Information given:
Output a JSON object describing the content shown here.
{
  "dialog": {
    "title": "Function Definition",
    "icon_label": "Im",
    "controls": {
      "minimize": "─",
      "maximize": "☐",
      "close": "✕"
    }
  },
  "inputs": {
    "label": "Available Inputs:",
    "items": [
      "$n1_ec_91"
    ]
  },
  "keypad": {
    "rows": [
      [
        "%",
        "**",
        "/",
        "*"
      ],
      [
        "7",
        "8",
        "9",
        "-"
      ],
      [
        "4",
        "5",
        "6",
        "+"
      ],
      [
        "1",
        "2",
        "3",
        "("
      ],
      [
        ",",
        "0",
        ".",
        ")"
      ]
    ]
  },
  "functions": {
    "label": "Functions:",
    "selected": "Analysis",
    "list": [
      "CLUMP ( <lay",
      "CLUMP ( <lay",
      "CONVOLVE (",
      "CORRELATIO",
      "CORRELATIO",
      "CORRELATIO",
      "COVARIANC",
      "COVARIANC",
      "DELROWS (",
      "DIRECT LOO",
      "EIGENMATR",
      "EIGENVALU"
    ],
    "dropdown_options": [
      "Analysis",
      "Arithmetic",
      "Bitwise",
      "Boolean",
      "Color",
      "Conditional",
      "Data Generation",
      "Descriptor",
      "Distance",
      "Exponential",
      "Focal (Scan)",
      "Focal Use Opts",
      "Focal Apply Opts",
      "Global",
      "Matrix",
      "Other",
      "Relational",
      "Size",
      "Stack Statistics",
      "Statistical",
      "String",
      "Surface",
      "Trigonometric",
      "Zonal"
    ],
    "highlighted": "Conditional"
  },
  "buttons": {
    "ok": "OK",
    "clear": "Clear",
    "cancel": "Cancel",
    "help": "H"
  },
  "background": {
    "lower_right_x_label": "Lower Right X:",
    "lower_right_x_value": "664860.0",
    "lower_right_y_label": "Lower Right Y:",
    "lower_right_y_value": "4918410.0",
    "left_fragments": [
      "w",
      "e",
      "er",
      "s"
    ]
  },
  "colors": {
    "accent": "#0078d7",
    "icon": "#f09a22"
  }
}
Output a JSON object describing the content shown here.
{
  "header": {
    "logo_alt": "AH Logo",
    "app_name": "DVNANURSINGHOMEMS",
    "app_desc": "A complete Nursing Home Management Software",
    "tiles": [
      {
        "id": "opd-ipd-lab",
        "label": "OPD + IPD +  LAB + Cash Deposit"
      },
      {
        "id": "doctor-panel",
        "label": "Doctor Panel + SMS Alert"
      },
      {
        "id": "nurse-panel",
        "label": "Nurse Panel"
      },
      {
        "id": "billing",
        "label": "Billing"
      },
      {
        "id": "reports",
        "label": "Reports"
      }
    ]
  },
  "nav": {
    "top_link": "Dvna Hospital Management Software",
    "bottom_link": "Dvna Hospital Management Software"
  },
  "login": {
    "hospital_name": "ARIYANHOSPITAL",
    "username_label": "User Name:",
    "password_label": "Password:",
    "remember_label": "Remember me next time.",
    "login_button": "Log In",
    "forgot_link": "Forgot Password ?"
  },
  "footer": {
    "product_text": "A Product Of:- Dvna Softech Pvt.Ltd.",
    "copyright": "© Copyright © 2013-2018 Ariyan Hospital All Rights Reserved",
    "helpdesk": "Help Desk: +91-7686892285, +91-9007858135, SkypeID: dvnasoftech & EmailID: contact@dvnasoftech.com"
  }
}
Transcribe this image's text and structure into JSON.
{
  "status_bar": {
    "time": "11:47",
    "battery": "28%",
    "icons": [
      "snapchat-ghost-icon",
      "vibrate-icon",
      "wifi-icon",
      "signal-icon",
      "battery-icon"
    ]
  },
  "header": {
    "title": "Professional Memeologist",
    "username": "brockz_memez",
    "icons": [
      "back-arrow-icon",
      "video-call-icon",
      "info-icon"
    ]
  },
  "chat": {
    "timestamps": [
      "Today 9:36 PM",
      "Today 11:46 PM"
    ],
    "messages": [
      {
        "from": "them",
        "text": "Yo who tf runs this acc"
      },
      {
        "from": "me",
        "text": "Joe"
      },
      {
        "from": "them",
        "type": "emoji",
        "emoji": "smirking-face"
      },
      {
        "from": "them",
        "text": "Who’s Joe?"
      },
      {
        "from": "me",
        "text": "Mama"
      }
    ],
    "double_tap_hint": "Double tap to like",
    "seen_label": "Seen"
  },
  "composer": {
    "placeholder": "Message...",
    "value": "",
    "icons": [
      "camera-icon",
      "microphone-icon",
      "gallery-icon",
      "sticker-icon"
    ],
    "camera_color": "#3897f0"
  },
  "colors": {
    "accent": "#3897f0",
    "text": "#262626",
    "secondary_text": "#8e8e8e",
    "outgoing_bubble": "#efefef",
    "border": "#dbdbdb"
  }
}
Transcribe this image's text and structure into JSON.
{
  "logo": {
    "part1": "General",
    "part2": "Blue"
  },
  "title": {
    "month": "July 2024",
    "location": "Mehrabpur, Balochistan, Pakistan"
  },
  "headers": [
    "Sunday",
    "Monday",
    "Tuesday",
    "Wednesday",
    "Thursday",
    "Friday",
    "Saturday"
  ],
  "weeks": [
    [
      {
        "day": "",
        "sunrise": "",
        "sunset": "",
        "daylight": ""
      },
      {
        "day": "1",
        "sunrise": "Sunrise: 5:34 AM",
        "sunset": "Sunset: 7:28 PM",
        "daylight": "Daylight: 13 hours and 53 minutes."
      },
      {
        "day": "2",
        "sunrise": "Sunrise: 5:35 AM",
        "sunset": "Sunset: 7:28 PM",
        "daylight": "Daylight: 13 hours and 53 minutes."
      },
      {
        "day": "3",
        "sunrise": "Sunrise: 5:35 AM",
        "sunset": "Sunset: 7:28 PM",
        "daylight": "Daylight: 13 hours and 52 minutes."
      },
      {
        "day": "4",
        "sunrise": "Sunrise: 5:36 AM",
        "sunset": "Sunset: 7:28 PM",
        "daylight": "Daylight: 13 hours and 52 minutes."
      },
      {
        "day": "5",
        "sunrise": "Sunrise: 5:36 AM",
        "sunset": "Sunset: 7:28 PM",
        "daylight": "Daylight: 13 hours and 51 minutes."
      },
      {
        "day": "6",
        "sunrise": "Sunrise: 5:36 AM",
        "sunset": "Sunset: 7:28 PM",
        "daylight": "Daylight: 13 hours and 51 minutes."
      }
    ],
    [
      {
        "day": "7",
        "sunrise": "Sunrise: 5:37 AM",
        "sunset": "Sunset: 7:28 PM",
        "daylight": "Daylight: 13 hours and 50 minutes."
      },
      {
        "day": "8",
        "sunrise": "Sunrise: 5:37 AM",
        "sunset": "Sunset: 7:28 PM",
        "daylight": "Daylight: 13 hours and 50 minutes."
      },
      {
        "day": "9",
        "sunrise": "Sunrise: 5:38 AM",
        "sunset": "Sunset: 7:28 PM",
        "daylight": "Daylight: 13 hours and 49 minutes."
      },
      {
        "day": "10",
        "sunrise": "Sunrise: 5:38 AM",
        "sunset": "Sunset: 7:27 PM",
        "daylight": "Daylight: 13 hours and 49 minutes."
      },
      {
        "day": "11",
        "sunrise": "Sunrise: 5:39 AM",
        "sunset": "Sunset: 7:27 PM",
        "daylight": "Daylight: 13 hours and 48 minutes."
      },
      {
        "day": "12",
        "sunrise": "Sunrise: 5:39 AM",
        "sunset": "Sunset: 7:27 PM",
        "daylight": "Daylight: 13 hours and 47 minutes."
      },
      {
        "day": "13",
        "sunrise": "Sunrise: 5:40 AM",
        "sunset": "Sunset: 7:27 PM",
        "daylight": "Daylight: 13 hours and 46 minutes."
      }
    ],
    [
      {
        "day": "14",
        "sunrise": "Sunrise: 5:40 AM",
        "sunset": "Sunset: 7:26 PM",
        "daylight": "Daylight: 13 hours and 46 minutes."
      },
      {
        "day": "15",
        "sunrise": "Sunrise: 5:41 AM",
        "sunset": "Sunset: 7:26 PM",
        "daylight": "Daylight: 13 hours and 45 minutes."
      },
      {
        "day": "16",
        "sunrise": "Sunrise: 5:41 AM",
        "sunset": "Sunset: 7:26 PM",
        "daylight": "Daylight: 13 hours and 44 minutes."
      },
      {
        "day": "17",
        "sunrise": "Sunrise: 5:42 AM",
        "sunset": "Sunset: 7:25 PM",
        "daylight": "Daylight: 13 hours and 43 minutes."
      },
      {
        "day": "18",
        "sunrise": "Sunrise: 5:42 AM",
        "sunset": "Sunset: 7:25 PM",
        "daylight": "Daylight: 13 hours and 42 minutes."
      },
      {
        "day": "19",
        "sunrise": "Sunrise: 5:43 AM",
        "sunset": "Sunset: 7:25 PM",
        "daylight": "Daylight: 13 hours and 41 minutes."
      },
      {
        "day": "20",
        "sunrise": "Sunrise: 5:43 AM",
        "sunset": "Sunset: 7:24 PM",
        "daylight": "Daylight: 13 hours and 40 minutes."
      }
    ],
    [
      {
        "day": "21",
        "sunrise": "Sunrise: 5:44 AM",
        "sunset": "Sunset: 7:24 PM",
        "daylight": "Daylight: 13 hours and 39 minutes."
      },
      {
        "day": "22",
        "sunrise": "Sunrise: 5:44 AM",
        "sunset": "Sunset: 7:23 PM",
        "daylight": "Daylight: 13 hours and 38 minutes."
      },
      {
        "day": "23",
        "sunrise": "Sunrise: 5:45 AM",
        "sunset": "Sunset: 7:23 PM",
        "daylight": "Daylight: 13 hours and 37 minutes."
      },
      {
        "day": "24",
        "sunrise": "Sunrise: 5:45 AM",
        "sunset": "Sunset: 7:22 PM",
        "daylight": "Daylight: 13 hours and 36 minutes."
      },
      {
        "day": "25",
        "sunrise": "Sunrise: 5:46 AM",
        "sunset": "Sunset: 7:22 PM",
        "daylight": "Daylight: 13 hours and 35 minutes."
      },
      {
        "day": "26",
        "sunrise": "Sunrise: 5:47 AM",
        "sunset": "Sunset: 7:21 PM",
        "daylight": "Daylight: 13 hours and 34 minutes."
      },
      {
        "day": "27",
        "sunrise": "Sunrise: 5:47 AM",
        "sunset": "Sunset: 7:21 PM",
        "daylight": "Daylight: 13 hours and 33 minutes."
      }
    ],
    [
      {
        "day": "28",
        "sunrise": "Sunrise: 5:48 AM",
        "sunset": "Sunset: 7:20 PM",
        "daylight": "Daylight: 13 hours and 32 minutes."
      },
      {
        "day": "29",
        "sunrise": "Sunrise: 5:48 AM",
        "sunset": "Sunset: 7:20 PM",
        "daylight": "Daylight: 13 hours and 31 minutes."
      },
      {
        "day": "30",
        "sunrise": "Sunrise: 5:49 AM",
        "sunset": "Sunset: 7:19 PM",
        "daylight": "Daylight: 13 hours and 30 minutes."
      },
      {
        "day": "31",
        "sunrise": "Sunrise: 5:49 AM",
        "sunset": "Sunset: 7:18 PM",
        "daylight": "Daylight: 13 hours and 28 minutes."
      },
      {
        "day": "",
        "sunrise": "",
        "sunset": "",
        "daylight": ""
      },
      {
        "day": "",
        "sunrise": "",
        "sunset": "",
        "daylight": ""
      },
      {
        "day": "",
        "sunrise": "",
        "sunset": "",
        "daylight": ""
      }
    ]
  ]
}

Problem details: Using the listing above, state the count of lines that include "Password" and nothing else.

Output below: 2